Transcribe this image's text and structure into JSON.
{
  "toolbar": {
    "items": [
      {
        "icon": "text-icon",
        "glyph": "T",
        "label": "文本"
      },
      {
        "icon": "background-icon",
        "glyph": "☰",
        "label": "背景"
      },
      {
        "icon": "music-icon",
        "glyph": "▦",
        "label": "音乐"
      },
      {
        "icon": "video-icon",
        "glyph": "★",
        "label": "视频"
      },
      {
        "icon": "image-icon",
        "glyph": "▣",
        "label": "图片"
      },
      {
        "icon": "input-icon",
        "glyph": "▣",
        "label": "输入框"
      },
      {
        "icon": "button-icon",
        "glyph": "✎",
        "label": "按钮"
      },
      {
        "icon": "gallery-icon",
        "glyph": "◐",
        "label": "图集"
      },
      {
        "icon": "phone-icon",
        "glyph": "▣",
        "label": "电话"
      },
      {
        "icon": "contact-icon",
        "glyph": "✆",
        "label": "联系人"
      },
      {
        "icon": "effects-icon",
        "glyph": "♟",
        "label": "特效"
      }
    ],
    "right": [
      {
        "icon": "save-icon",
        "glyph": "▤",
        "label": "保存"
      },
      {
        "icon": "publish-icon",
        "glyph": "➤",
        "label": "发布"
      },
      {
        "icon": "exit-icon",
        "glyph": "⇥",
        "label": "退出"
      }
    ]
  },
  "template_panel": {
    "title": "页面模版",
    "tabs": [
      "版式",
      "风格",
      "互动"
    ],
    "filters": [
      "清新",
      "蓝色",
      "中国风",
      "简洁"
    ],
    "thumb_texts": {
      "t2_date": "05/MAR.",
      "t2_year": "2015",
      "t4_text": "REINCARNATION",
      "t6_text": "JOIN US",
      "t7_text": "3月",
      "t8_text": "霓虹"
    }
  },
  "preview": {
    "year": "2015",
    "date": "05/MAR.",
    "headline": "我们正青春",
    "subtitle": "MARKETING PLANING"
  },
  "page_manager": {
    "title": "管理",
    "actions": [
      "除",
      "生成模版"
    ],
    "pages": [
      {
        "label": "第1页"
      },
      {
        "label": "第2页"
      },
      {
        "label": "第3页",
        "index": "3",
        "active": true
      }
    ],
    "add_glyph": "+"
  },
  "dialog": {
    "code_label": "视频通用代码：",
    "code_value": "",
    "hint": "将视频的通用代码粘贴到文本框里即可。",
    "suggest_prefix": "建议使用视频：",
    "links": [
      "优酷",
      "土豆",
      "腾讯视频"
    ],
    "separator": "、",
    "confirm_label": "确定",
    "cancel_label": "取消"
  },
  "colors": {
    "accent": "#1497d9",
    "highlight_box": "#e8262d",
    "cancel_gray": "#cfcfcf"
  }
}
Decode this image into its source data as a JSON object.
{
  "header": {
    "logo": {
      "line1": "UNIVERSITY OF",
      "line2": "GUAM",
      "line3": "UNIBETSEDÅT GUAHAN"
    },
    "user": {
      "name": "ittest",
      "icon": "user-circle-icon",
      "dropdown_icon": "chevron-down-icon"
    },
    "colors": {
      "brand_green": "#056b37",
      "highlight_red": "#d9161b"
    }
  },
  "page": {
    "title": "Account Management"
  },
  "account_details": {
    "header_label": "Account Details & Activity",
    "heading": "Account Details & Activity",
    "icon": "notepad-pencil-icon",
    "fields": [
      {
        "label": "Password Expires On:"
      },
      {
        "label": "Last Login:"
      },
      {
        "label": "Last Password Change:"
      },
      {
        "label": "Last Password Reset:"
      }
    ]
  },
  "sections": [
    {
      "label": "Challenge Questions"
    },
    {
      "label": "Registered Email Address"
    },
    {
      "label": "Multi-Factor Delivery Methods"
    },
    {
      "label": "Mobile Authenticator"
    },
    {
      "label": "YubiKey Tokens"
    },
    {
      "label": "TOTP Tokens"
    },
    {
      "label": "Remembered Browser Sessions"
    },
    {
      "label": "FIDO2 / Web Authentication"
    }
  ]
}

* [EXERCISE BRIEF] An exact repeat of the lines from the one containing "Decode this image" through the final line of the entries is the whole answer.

* [WORKED SOLUTION]
Decode this image into its source data as a JSON object.
{
  "header": {
    "logo": {
      "line1": "UNIVERSITY OF",
      "line2": "GUAM",
      "line3": "UNIBETSEDÅT GUAHAN"
    },
    "user": {
      "name": "ittest",
      "icon": "user-circle-icon",
      "dropdown_icon": "chevron-down-icon"
    },
    "colors": {
      "brand_green": "#056b37",
      "highlight_red": "#d9161b"
    }
  },
  "page": {
    "title": "Account Management"
  },
  "account_details": {
    "header_label": "Account Details & Activity",
    "heading": "Account Details & Activity",
    "icon": "notepad-pencil-icon",
    "fields": [
      {
        "label": "Password Expires On:"
      },
      {
        "label": "Last Login:"
      },
      {
        "label": "Last Password Change:"
      },
      {
        "label": "Last Password Reset:"
      }
    ]
  },
  "sections": [
    {
      "label": "Challenge Questions"
    },
    {
      "label": "Registered Email Address"
    },
    {
      "label": "Multi-Factor Delivery Methods"
    },
    {
      "label": "Mobile Authenticator"
    },
    {
      "label": "YubiKey Tokens"
    },
    {
      "label": "TOTP Tokens"
    },
    {
      "label": "Remembered Browser Sessions"
    },
    {
      "label": "FIDO2 / Web Authentication"
    }
  ]
}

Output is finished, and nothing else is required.